“My research compares how technologies that are ‘passively received’ such as TVs and music versus those with ‘interactive’ properties like video games, cell phones and the Internet may affect the brain differently,” says Michael Gradisar, PhD, Flinders University, (Australia). “The hypothesis is that the latter devices are more alerting and disrupt the sleep-onset process.”
This seems to bear out in findings that indicate while 36% of generation Z’ers play video games within the hour before bedtime, only about 12% of baby boomers report doing so. Cell phone use is even more pervasive in the younger generation, with 56% of generation Z reporting either receiving, sending or reading text messages before sleep, as opposed to only 5% of baby boomers.

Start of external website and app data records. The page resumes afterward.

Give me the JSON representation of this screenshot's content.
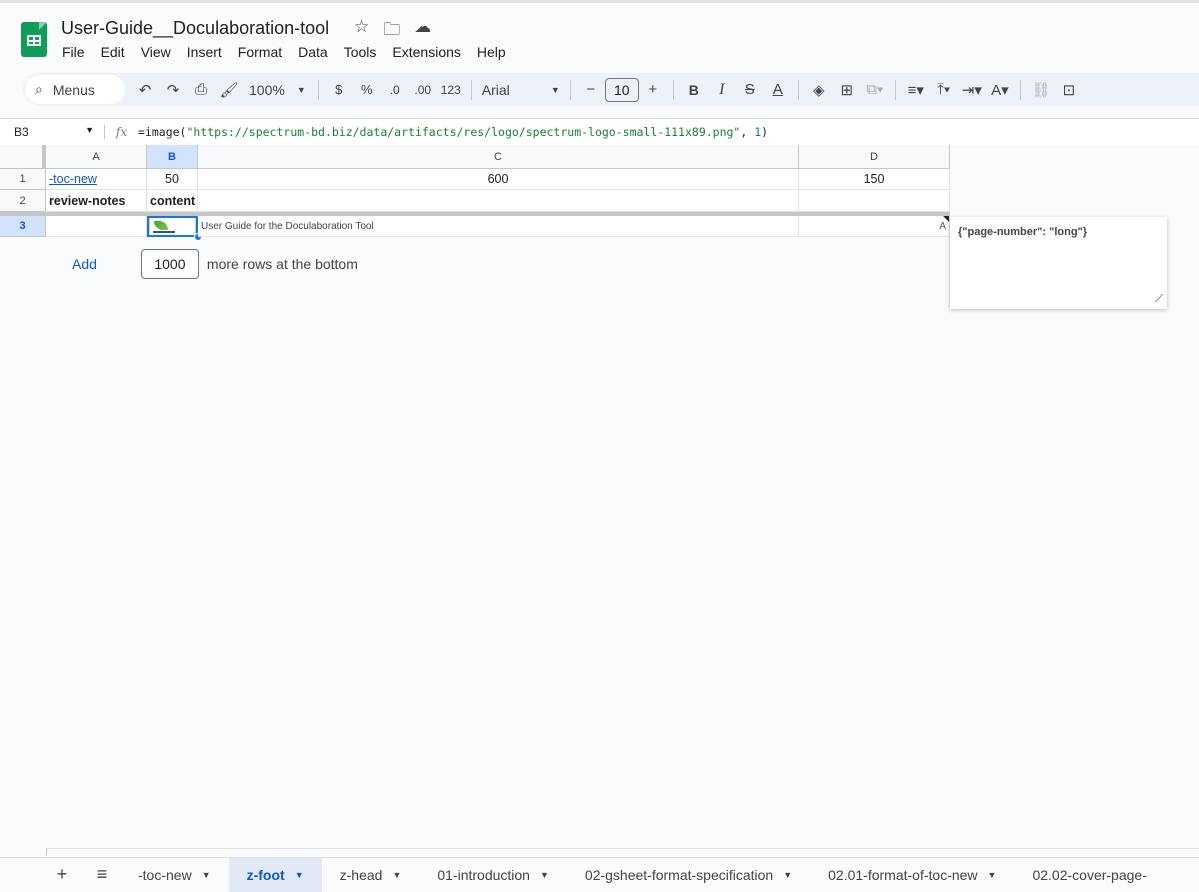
{
  "app": {
    "title": "User-Guide__Doculaboration-tool",
    "menu": [
      "File",
      "Edit",
      "View",
      "Insert",
      "Format",
      "Data",
      "Tools",
      "Extensions",
      "Help"
    ]
  },
  "toolbar": {
    "menus_label": "Menus",
    "zoom": "100%",
    "currency": "$",
    "percent": "%",
    "dec_decrease": ".0",
    "dec_increase": ".00",
    "number_format": "123",
    "font": "Arial",
    "font_size": "10",
    "minus": "−",
    "plus": "+",
    "bold": "B",
    "italic": "I"
  },
  "formula_bar": {
    "cell_ref": "B3",
    "fx": "fx",
    "formula_prefix": "=image(",
    "formula_string": "\"https://spectrum-bd.biz/data/artifacts/res/logo/spectrum-logo-small-111x89.png\"",
    "formula_sep": ", ",
    "formula_num": "1",
    "formula_suffix": ")"
  },
  "grid": {
    "columns": [
      "A",
      "B",
      "C",
      "D"
    ],
    "rows": [
      "1",
      "2",
      "3"
    ],
    "r1": {
      "a": "-toc-new",
      "b": "50",
      "c": "600",
      "d": "150"
    },
    "r2": {
      "a": "review-notes",
      "b": "content"
    },
    "r3": {
      "c": "User Guide for the Doculaboration Tool",
      "d": "A"
    }
  },
  "note": {
    "text": "{\"page-number\":  \"long\"}"
  },
  "add_rows": {
    "button": "Add",
    "count": "1000",
    "suffix": "more rows at the bottom"
  },
  "tabs": [
    {
      "label": "-toc-new"
    },
    {
      "label": "z-foot"
    },
    {
      "label": "z-head"
    },
    {
      "label": "01-introduction"
    },
    {
      "label": "02-gsheet-format-specification"
    },
    {
      "label": "02.01-format-of-toc-new"
    },
    {
      "label": "02.02-cover-page-"
    }
  ],
  "colors": {
    "accent": "#0b57d0",
    "sheets_green": "#0f9d58",
    "formula_string": "#188038"
  }
}
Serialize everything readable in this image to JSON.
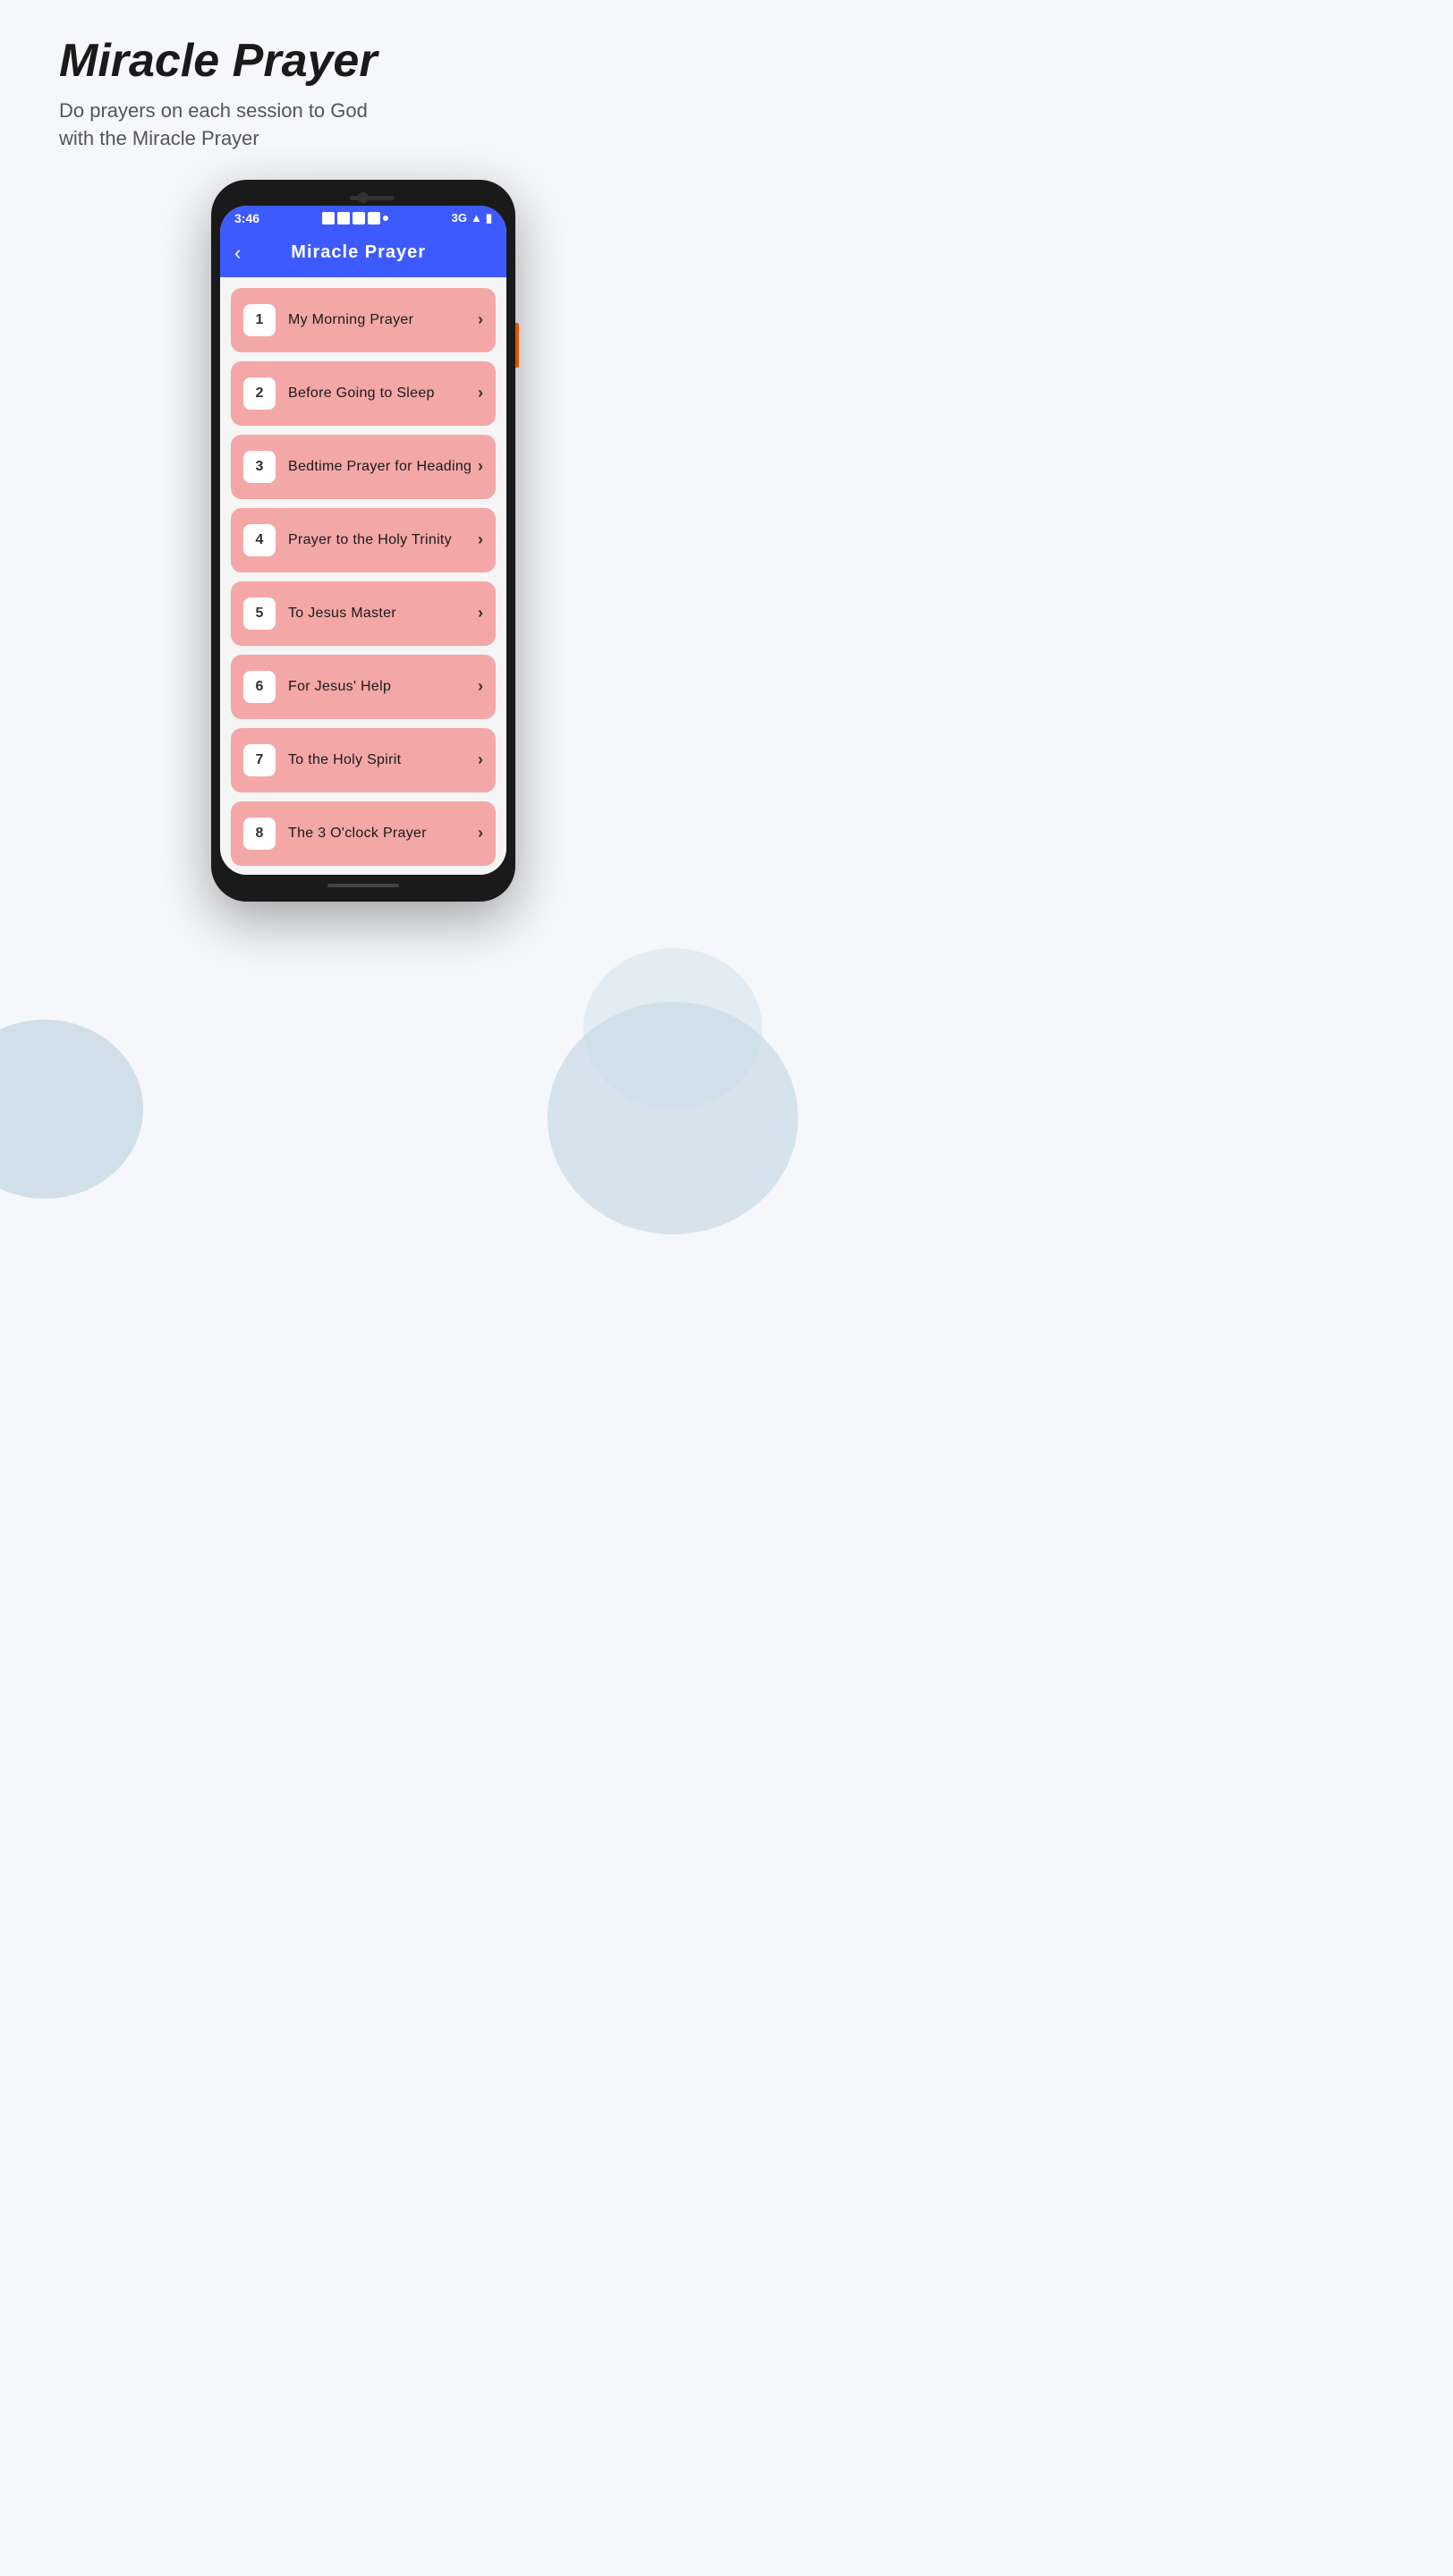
{
  "page": {
    "title": "Miracle Prayer",
    "subtitle": "Do prayers on each session to God\nwith the Miracle Prayer"
  },
  "app": {
    "header_title": "Miracle  Prayer",
    "back_label": "‹"
  },
  "status_bar": {
    "time": "3:46",
    "network": "3G",
    "signal": "▲"
  },
  "prayers": [
    {
      "id": 1,
      "label": "My Morning Prayer"
    },
    {
      "id": 2,
      "label": "Before  Going to Sleep"
    },
    {
      "id": 3,
      "label": "Bedtime Prayer for Heading"
    },
    {
      "id": 4,
      "label": "Prayer to the Holy Trinity"
    },
    {
      "id": 5,
      "label": "To Jesus Master"
    },
    {
      "id": 6,
      "label": "For Jesus' Help"
    },
    {
      "id": 7,
      "label": "To the Holy Spirit"
    },
    {
      "id": 8,
      "label": "The 3 O'clock Prayer"
    }
  ]
}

“Unfortunately cell phones and computers, which make our lives more productive and enjoyable, may also be abused to the point that they contribute to getting less sleep at night leaving millions of Americans functioning poorly the next day,” says Russell Rosenberg, PhD, Vice Chairman of the National Sleep Foundation.

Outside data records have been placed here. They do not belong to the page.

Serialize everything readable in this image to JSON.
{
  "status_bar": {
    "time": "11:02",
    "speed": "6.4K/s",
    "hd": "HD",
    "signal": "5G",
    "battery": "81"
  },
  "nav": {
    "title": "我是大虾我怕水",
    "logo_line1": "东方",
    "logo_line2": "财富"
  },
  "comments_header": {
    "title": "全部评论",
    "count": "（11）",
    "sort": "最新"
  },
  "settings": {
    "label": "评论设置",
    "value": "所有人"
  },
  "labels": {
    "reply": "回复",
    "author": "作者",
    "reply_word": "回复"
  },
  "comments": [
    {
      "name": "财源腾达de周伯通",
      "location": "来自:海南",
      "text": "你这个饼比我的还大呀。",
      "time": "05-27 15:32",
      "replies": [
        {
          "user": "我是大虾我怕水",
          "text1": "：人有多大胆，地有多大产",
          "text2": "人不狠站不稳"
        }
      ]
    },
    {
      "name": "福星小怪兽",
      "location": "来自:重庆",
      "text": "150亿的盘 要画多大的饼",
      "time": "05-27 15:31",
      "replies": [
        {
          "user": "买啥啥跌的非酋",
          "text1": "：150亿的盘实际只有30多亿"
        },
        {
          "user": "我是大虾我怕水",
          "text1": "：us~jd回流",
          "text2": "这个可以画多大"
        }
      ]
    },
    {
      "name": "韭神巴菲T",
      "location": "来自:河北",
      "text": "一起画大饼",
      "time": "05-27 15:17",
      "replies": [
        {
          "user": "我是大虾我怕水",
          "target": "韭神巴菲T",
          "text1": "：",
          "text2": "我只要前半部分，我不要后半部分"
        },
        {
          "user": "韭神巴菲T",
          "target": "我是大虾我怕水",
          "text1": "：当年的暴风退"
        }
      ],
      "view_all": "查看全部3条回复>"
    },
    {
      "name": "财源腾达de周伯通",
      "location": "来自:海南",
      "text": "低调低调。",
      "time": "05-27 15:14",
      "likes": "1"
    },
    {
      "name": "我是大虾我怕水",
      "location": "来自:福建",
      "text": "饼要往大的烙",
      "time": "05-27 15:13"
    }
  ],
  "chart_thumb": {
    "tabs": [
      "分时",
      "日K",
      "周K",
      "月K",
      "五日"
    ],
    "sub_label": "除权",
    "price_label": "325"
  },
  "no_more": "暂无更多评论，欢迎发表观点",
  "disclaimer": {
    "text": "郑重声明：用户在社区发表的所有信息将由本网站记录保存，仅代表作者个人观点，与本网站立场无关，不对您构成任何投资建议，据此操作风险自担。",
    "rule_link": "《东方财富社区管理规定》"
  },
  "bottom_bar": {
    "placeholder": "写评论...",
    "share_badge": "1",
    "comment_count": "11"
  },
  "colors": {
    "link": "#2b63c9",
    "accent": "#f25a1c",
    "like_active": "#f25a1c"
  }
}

The Need For Sleep
Most of us don’t need a study to tell us just how important a good night’s sleep really is. We can feel it in our bodies every time we go without an uninterrupted period of rest. Problems with drowsiness at school and on the job lead to lack of coordination, poor concentration, increased stress, and difficulty recalling information, according to individuals who say they don’t get enough quality sleep at night.
Sleep plays a critical role in our overall physical and mental health throughout life. It helps the body and mind heal and repair itself through the production of cells, and is necessary for the release of growth hormones in young people. Without sleep, healthy emotional function is affected as well.

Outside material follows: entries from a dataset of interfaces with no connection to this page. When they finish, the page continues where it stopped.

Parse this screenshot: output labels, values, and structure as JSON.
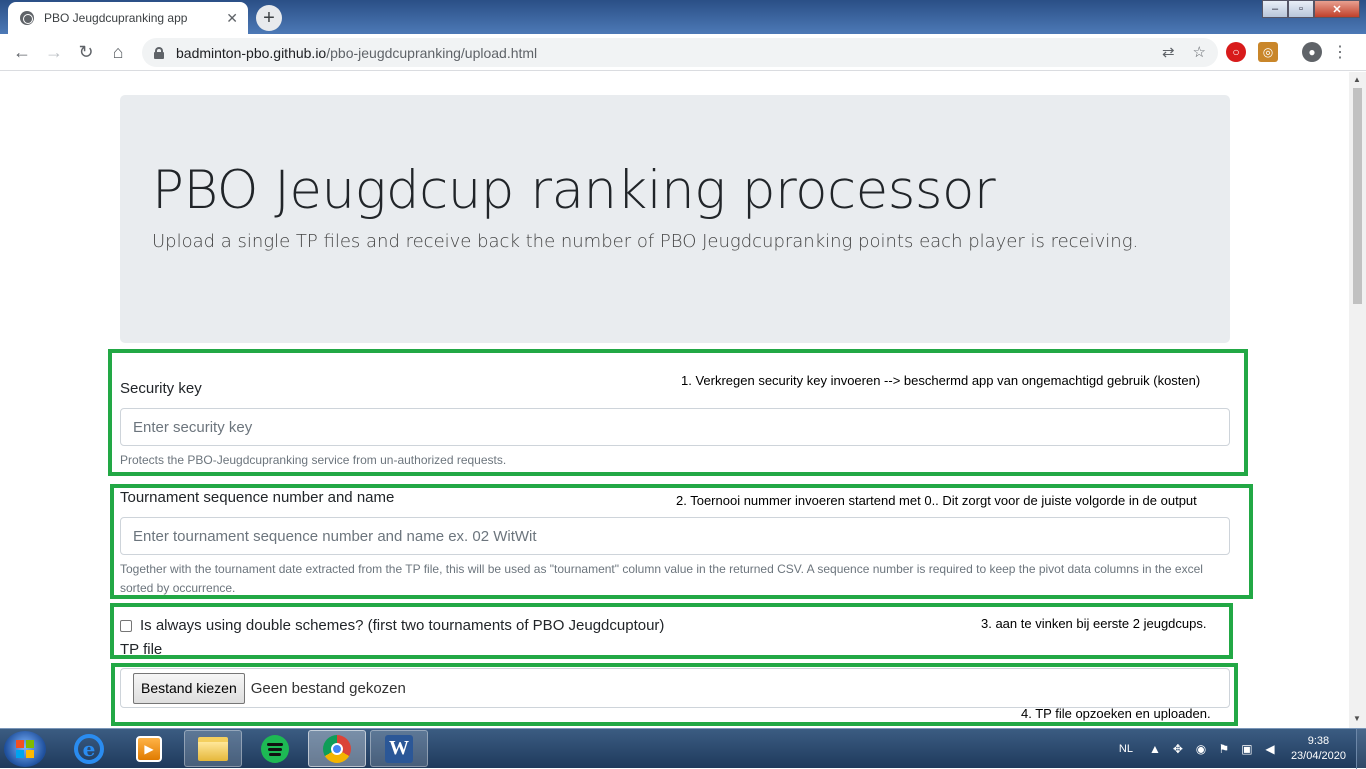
{
  "browser": {
    "tab_title": "PBO Jeugdcupranking app",
    "tab_close": "✕",
    "new_tab": "+",
    "url_host": "badminton-pbo.github.io",
    "url_path": "/pbo-jeugdcupranking/upload.html",
    "window_controls": [
      "–",
      "▫",
      "✕"
    ]
  },
  "page": {
    "title": "PBO Jeugdcup ranking processor",
    "lead": "Upload a single TP files and receive back the number of PBO Jeugdcupranking points each player is receiving.",
    "security": {
      "label": "Security key",
      "placeholder": "Enter security key",
      "help": "Protects the PBO-Jeugdcupranking service from un-authorized requests."
    },
    "tournament": {
      "label": "Tournament sequence number and name",
      "placeholder": "Enter tournament sequence number and name ex. 02 WitWit",
      "help": "Together with the tournament date extracted from the TP file, this will be used as \"tournament\" column value in the returned CSV. A sequence number is required to keep the pivot data columns in the excel sorted by occurrence."
    },
    "double_schemes": {
      "label": "Is always using double schemes? (first two tournaments of PBO Jeugdcuptour)",
      "checked": false
    },
    "tp_file": {
      "label": "TP file",
      "button": "Bestand kiezen",
      "status": "Geen bestand gekozen"
    }
  },
  "annotations": {
    "note1": "1. Verkregen security key invoeren --> beschermd app van ongemachtigd gebruik (kosten)",
    "note2": "2. Toernooi nummer invoeren startend met 0.. Dit zorgt voor de juiste volgorde in de output",
    "note3": "3. aan te vinken bij eerste 2 jeugdcups.",
    "note4": "4. TP file opzoeken en uploaden."
  },
  "taskbar": {
    "language": "NL",
    "time": "9:38",
    "date": "23/04/2020"
  },
  "colors": {
    "annotation_box": "#22a845",
    "jumbotron_bg": "#e9ecef"
  }
}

The effects of sleep deprivation are well documented and can lead to:
- Compromised immune system
- Loss of memory
- Loss of concentration
- Hallucinations (prolonged deprivation)
- Mood swings
- Lack of physical performance
- Increased blood pressure
- Excess weight
- Lack of coordination
- Increase in diabetes
- Lowered hormone production
- Cardiovascular disease
While many of us have become dependent on technology and social media before bedtime, sleep experts at the National Sleep Foundation urge us to, “turn it off” and “tune it out” at least 60 minutes before retiring along with:
- Setting a regular bedtime
- Exposing ourselves to bright light in the daytime and avoiding it at night
- Regular exercise
- Creating a cool sleeping environment
- Avoiding caffeine at night
- No napping late in the day
Nutritional Sleep Support
Sometimes in spite of all we do to get, and maintain restful slumber, we still need help. Natural nutritional supplements offer additional support without the harmful side effects of narcotics and other sleep aids.
STRESS-RELAX MELATONIN 3MG – CHEWABLE 90 TABS – NATURAL FACTORS
Provides melatonin, the hormone secreted by the pineal gland that is stimulated by darkness. Promotes relaxation of the body.
Stress-Relax 5-Htp 100mg Enteric – 60 Caps – Natural Factors
5-Hydroxytryptophan (5-HTP) is an important amino acid that is necessary for emotional well-being.
Stress-Relax Tranquil Sleep – 60 Chewable Tabs – Natural Factors
Enhances the quality of sleep and supports relaxation naturally.
Given the technological demands, and multitude of distractions many of us face on a daily basis, quality sleep can be difficult. As we grow increasingly dependent on electronic devices to entertain us and keep us connected with others, our ability to wind down at the end of the day may be impaired. Taking steps to eliminate distractions at bedtime, as well as getting the proper balance of nutrition and exercise can help.